New Jersey officials have long said they want the fast-growing offshore wind industry to offer economic opportunities — a fancy way of saying career opportunities — to all segments of the population, especially underserved communities.
The New Jersey Economic Development Authority announced earlier this month that it is making grant money available to organizations working to forward that cause.
The $3.725 million Offshore Wind Workforce and Skills Development Grant Challenge will offer grants ranging from $100,000 to $1 million to selected entities that will aid in launching or expanding innovative workforce training and skills programs focused on strengthening and diversifying New Jersey’s offshore wind workforce.
Through the Grant Challenge, entities that can provide skill development, workforce training, job placement and other related services to develop, implement or expand workforce development initiatives in offshore wind can apply for grants to create their proposed programs.
Priority in this grant challenge will be given to applicants or applicant teams that propose initiatives supporting training and job access for residents of overburdened communities.
Grants will be awarded to proposals that achieve the highest overall scores based on the established proposal scoring criteria.
Applicants are encouraged to collaborate with additional entities, including for-profit or nonprofit entities, to design and implement the training program as needed.
All applications must include at least one 501(c)(3) Community-Based Organization with demonstrated experience serving a New Jersey Overburdened Community, that provides direct services or supports to a specific geographic New Jersey community(ies) or specific segments of a New Jersey community(ies).
For the purposes of this challenge, government entities, K-12 schools and institutions of higher learning do not qualify as Community-Based Organizations.

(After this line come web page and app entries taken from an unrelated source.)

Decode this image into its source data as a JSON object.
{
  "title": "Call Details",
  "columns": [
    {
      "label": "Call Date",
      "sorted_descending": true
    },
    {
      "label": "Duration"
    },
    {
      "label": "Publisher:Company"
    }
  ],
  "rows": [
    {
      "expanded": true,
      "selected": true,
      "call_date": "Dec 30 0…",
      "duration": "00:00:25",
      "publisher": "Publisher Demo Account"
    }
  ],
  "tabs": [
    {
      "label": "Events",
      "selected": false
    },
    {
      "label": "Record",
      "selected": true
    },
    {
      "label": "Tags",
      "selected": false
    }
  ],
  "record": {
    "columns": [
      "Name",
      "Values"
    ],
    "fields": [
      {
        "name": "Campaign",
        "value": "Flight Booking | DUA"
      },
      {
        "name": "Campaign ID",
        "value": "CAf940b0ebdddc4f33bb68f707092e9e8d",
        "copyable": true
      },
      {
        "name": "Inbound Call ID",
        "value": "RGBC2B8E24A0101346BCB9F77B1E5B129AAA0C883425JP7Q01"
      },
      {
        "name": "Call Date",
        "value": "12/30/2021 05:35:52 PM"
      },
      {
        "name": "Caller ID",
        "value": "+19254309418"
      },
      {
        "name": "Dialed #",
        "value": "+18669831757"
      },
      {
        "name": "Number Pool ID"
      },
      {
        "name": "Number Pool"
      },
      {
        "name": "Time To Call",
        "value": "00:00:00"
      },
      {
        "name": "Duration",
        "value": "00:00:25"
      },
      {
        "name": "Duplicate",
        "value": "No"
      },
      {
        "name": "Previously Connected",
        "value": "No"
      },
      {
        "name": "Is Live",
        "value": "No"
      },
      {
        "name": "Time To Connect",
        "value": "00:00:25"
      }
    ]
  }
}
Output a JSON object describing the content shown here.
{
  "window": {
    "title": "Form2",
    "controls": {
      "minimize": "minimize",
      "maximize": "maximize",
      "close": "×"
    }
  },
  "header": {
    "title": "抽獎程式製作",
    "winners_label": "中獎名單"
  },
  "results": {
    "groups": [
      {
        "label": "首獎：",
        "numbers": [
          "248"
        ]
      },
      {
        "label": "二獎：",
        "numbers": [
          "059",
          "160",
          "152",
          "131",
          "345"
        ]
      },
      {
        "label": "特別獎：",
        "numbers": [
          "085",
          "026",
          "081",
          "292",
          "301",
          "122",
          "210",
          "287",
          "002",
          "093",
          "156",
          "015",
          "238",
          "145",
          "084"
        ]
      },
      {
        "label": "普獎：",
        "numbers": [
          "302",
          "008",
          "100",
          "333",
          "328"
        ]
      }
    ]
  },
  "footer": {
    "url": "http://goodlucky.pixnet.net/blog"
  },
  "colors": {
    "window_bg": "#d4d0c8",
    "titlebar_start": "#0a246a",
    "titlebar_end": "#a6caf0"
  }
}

However, these entities may be the primary applicant or an additional collaborator on the applicant team. Organizations looking to collaborate can submit an optional Potential Collaborator Form by Oct. 20.
To apply, click here.
EDA CEO Tim Sullivan said the potential impact of the grant challenge is huge.
“Offshore wind is driving an abundance of skilled jobs in New Jersey, and Gov. Phil Murphy is committed to ensuring the state’s workforce keeps pace with the needs of offshore wind companies investing here,” he said.
“We have a responsibility to ensure that New Jerseyans are adequately and safely trained for these good-paying opportunities. We look forward to partnering with entities with expertise and creative workforce development solutions that will advance these goals in an equitable and inclusive way.”
The Grant Challenge is part of NJEDA’s efforts to establish the New Jersey Wind Institute for Innovation and Training as an independent entity created through legislation. The Wind Institute will coordinate and deploy resources to advance offshore wind workforce development, research, and innovation in the state.
Jane Cohen, executive director of the Governor’s Office of Climate Action and the Green Economy, said the need to diversify the workforce is huge.
“As we pursue our clean energy future and increased offshore wind development goals, it’s crucial that we develop a skilled and inclusive workforce to support our growing clean energy economy,” she said. “Establishing accessible pathways for entrance into good-paying jobs with wage parity and long-term career prospects will help position all New Jerseyans to enjoy the optimal benefits of the state’s clean energy transition.”